A highly anticipated City of Toronto staff report has been released today, proposing new rules for taxi rules in the city, in particular dealing with ridesharing companies such as Uber.
According to the The Star, proposed regulations would create a new category of licensing for Private Transportations Companies (PTCs), to allow and regulate private vehicles for transportations services such as UberX.
PTCs will come with a one-time application fee of $20,000, while annual renewal will be calculated at the cost of $10 per driver and 20 cents per trip originating in Toronto
No city-mandated training will be required, just like taxi and limo services, according to the report.
Critics of the proposal, such as Councillor Jim Karygiannis, says “We are allowing Uber to get away with murder,” while licensing committee chair Cesar Palacio said the draft rules favour Uber and are not a level playing field. Councillor Frank Di Giorgio’s initial reaction was to say the proposals are “distinctly unlevel.”
Uber spokeswoman Susie Heath said in a statement “We will be reviewing the report in depth and meeting with city staff to further understand how the proposed regulations may be implemented.”
The report was made by Toronto’s licensing and standards department in respond to the “public’s request for choice in regulated transportation options.” Proposals will offer a chance to “shift from prescriptive regulation” to a new approach that would allow “operational flexibility and provide industry participants with an equal opportunity to provide quality service in a competitive market.”
For PTC drivers, they will need to pass screening criteria approved by the city plus also give proof their personal insurance provider has been notified they intend to offer PTC transport, according to the report. PTC vehicles must have at minimum $2 million in coverage of collusion and passenger hazard insurance, plus $5 million commercial general liability insurance.
The draft report also looks to make changes in favour of the taxi industry, by allowing transfer of coveted standard plates, removing some expensive reforms aimed at improving safe and passenger experience, while also increasing the availability of accessible cabs and addressing the livelihood of drivers.
For example, drivers with non-accessible cabs will not require refresher training or have “command of the English language,” nor have complete CPR or First Aid training if new regulations are passed.
Also, taxis would be able to offer lower rates for trips not flagged down off the street, essentially a move to compete with Uber, if trips are booked with an app or over the phone.
Mayor John Tory said in a statement the new draft proposals aim to modernize regulation of ground transportation in Toronto, saying “Today we have new regulations that create a level playing field, provide safe, convenient options to our residents and allow drivers to earn a competitive living,” adding “Toronto has an opportunity to put the interests of its residents first and create a regulatory environment that protects drivers and allows companies to fairly compete.”
The report, which will be debated at next week’s licensing committee meeting, says “These recommendations, resulting from the expansion of the vehicle-for-hire industry, are intended to enable operational flexibility, improve competitiveness, promote the economic health of the city, and maintain the level of regulation appropriate to promote safety and consumer protection.”
Toronto’s city council will have the final say in the matter, on these draft proposals, at full council debate pegged for next month.

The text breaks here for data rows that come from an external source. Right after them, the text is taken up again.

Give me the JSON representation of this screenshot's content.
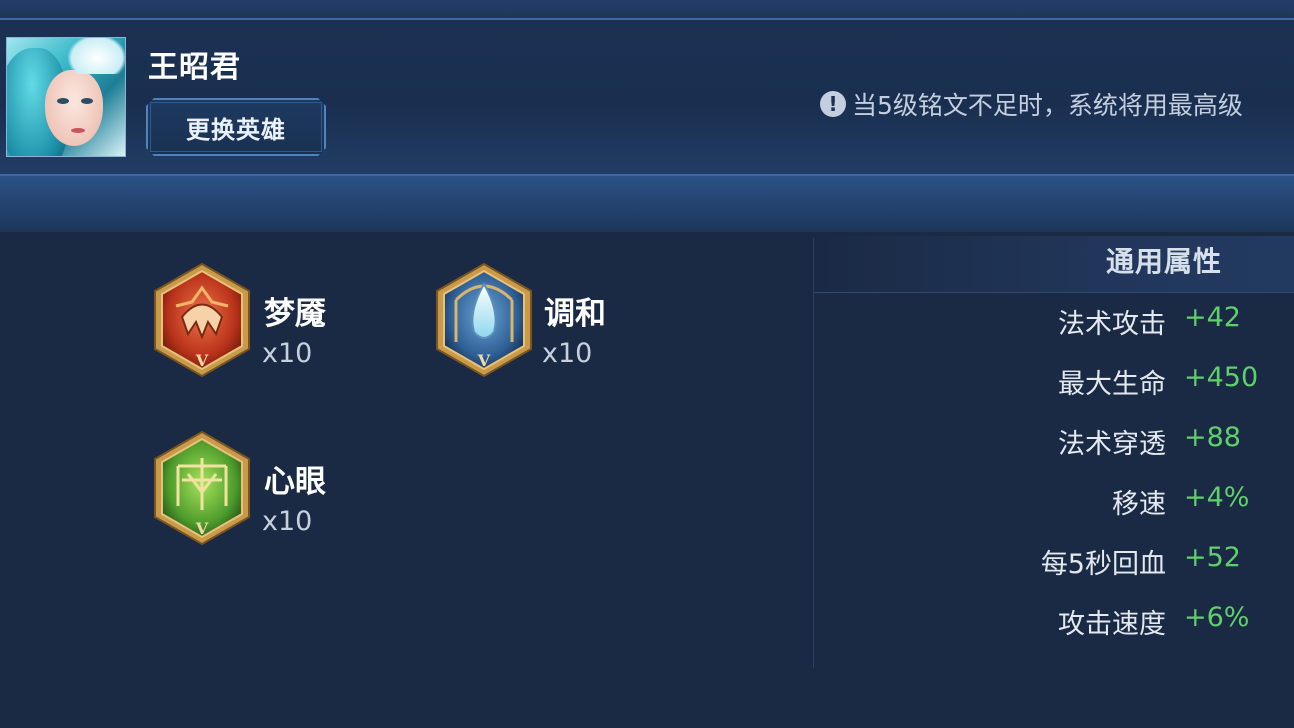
{
  "hero": {
    "name": "王昭君",
    "change_button": "更换英雄"
  },
  "notice": {
    "icon": "exclamation-icon",
    "text": "当5级铭文不足时，系统将用最高级"
  },
  "runes": [
    {
      "name": "梦魇",
      "count": "x10",
      "icon": "red-rune-icon",
      "level": "V",
      "color": "#c2401e"
    },
    {
      "name": "调和",
      "count": "x10",
      "icon": "blue-rune-icon",
      "level": "V",
      "color": "#3e6fa6"
    },
    {
      "name": "心眼",
      "count": "x10",
      "icon": "green-rune-icon",
      "level": "V",
      "color": "#5aa53a"
    }
  ],
  "stats": {
    "title": "通用属性",
    "items": [
      {
        "label": "法术攻击",
        "value": "+42"
      },
      {
        "label": "最大生命",
        "value": "+450"
      },
      {
        "label": "法术穿透",
        "value": "+88"
      },
      {
        "label": "移速",
        "value": "+4%"
      },
      {
        "label": "每5秒回血",
        "value": "+52"
      },
      {
        "label": "攻击速度",
        "value": "+6%"
      }
    ]
  },
  "colors": {
    "background": "#1a2a45",
    "stat_value": "#5fd06a",
    "accent_border": "#4f82be"
  }
}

You can find the entire 21 page report here.
Uber currently makes roughly 45,000 trips daily in Toronto, according to the city. Last month, Uber hit its fourth anniversary in Toronto, and revealed there are now over 500,000 active riders in the city.